“It will have a big impact on our work if these judgments aren’t available any more. The database is an important source for our research – the information it provided is comprehensive and authoritative,” Wang said. “I hope the ‘migration’ is just a technical issue,” he added.
The Supreme People’s Court did not respond to phone calls and faxed requests for comment on Friday.
China Judgments Online was launched in 2014 by Chief Justice Zhou Qiang, president of the Supreme People’s Court. It has notched up 64 billion views since it started.
Zhou has said it was set up to “deepen judicial disclosure and enhance public trust in the judiciary”.
Lawyer Wang Fei said transparency was crucial to winning people’s trust.
“It is well established that the more open we are, the closer we get to safeguarding justice and earning people’s trust,” he said.
Wei Rujiu, another lawyer in Beijing, said some of the judgments could have been removed from the database because the authorities were worried they could spark public concern.
He also said death penalty cases were considered sensitive and many of them would never have been published online.
Wei said he was confident the judicial reform would continue.
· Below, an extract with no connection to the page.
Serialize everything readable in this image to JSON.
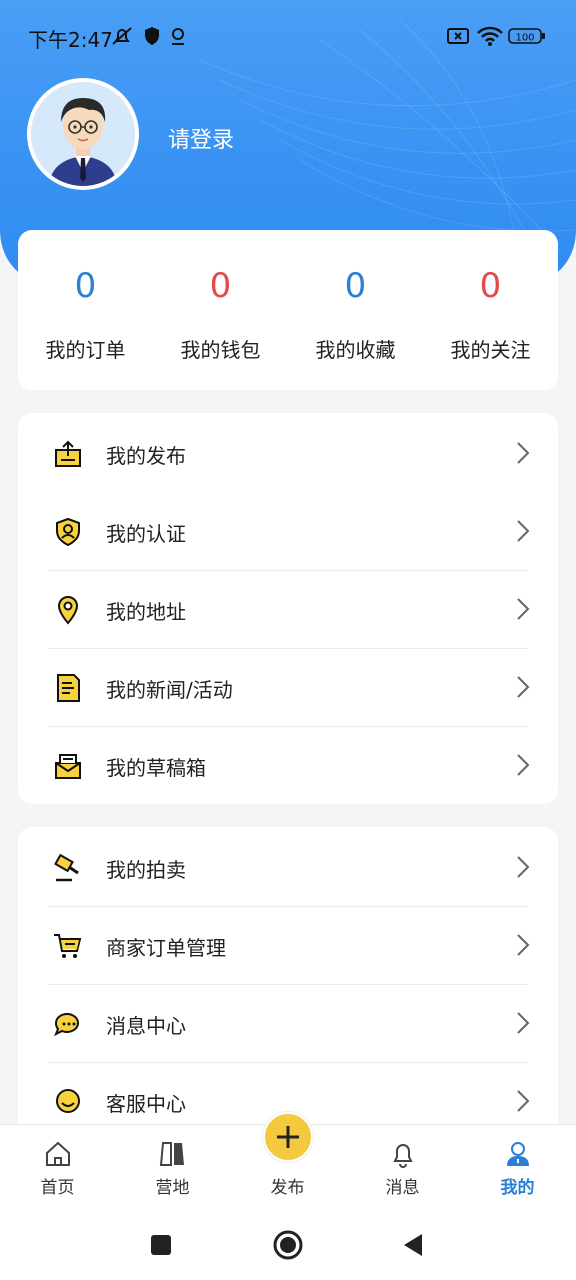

“The Chinese judiciary has made great strides in recent years. It was impossible to get access to any judgments before,” he said. “The trend of improved transparency won’t change.”